Residing temporarily but a few miles from Kirtland, and hearing of these things, I felt, not a little desire to visit the “Mormon Town.” I accordingly determined to visit the place, and set my feet in the precincts of the “Holy City.” A gentleman kindly offered me a seat in his carriage, and we drove to the “promised land.” It was a beautiful Sunday morning, and although we reached the temple at an early hour, yet we found it filled with worshippers, “after the order of” Joe Smith. The region around is exceedingly broken and hilly, though by no means unproductive. They own the land to the extent of about two miles square, well furnished with mills and other water privileges.
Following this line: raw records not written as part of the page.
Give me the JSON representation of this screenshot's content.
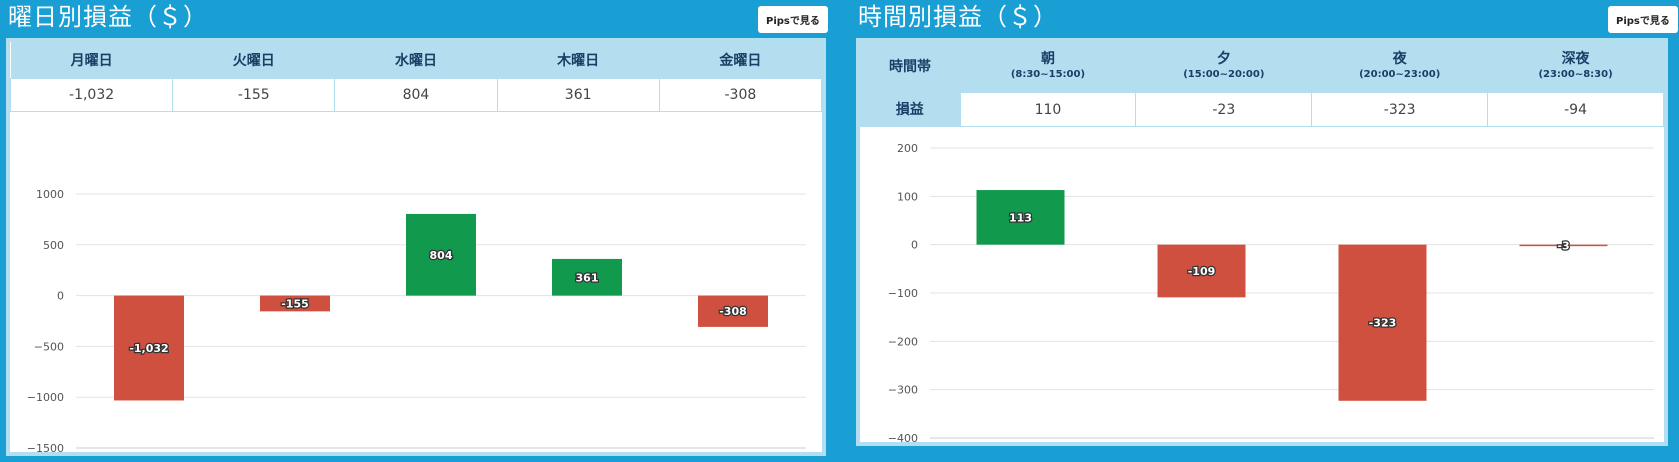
{
  "colors": {
    "positive": "#119a4e",
    "negative": "#d05040",
    "grid": "#e3e3e3",
    "background": "#1a9fd4"
  },
  "weekday": {
    "title": "曜日別損益（＄）",
    "pips_button": "Pipsで見る",
    "headers": [
      "月曜日",
      "火曜日",
      "水曜日",
      "木曜日",
      "金曜日"
    ],
    "values": [
      "-1,032",
      "-155",
      "804",
      "361",
      "-308"
    ]
  },
  "timeband": {
    "title": "時間別損益（＄）",
    "pips_button": "Pipsで見る",
    "row_header": "時間帯",
    "value_header": "損益",
    "headers": [
      {
        "name": "朝",
        "range": "(8:30~15:00)"
      },
      {
        "name": "夕",
        "range": "(15:00~20:00)"
      },
      {
        "name": "夜",
        "range": "(20:00~23:00)"
      },
      {
        "name": "深夜",
        "range": "(23:00~8:30)"
      }
    ],
    "values": [
      "110",
      "-23",
      "-323",
      "-94"
    ]
  },
  "chart_data": [
    {
      "type": "bar",
      "categories": [
        "月",
        "火",
        "水",
        "木",
        "金"
      ],
      "values": [
        -1032,
        -155,
        804,
        361,
        -308
      ],
      "data_labels": [
        "-1,032",
        "-155",
        "804",
        "361",
        "-308"
      ],
      "ylim": [
        -1500,
        1000
      ],
      "yticks": [
        1000,
        500,
        0,
        -500,
        -1000,
        -1500
      ],
      "ytick_labels": [
        "1000",
        "500",
        "0",
        "−500",
        "−1000",
        "−1500"
      ],
      "grid": true
    },
    {
      "type": "bar",
      "categories": [
        "朝",
        "夕",
        "夜",
        "深夜"
      ],
      "values": [
        113,
        -109,
        -323,
        -3
      ],
      "data_labels": [
        "113",
        "-109",
        "-323",
        "-3"
      ],
      "ylim": [
        -400,
        200
      ],
      "yticks": [
        200,
        100,
        0,
        -100,
        -200,
        -300,
        -400
      ],
      "ytick_labels": [
        "200",
        "100",
        "0",
        "−100",
        "−200",
        "−300",
        "−400"
      ],
      "grid": true
    }
  ]
}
Their houses are small, and all wooden, the house of the prophet being quite small. The temple is a splendid edifice, covering, if I mistake not, sixty-eight feet by seventy-six, three stories high, including the attic, built of rough stone, handsomely stuccoed, which gives it a very rich appearance. The interior forms two apartments for meetings, similar in size and arrangement, each apartment being large enough to accommodate 1,200 persons. The interior is very singularly, though handsomely “done off”. The joists are supported by six fluted columns. Each of these apartments is capable of being subdivided into four separate divisions, by canvass curtains let down by windlasses from the ceiling. Each apartment contains six pulpits, arranged gradatim, three at each end, for the “Aaronic priesthood,” and at the other end for the “priesthood of Melchisedec.” The slips are so constructed that the audience can face either pulpit as may be required. In the highest seat in the “Aaronic priesthood” sits the reverend father of the prophet; the next below is occupied by “Joe,” and his prime minister, Rigdon. The attic story is occupied as school rooms, five in number, where the various branches of English, Latin, Greek, and Hebrew languages are taught to a large number of students. The actual cost of the temple is not known, but it is estimated to have cost not less than $60,000. Smith and Rigdon were both present, having just returned from a journey of some weeks. Smith's intellectual appearance is altogether in medias res, his countenance exhibiting a blank expression (if the term be admissible in reference to a countenance destitute of all expression,) and the only thing indicating a sense of superiority is his perfect composure and ease of manner before the gaze of the assembled multitude, for the audience was rather a multitude than a congregation. But, on the contrary, Rigdon's countenance beamed with intellect, his eye dark and lustrous, his voice a fine tenor, his manner and diction vigorous, flowing, and not inelegant, and his head withal, in the eye of a phrenologist, would have been pronounced “good.” He harangued the assembly, and the aim of his address was to reconcile his people to the endurance of their present embarrassments, in which they are involved by the pressure of the times, the failure of their bank, &c. His harangue was mild, artful, insinuating, and, as far as I could judge, had the desired effect. The whole appearance of things indicated to my mind that Rigdon is the man who pulls the wires of the whole machine behind the screen of Joe Smith's inspiration. Many industrious, intelligent, and worthy citizens are the followers of Joe Smith, and it is but justice to say that they have manifested a liberality of sentiment and a spirit of Christian charity which should put their enemies to the blush, and which many of their bitterest persecutors would do well to imitate. Yet, in my estimation, Sydney Rigdon can better translate the tables of Mormon for the ears of that people than can the prophet Joe himself. But truly, in this thing, Smith has signalized himself, and Mormonism become a matter of history. And the sum of my reflections on the subject, when returning from the “Town of Mormon,” was, that a madman or a fool hath ever set the world agog.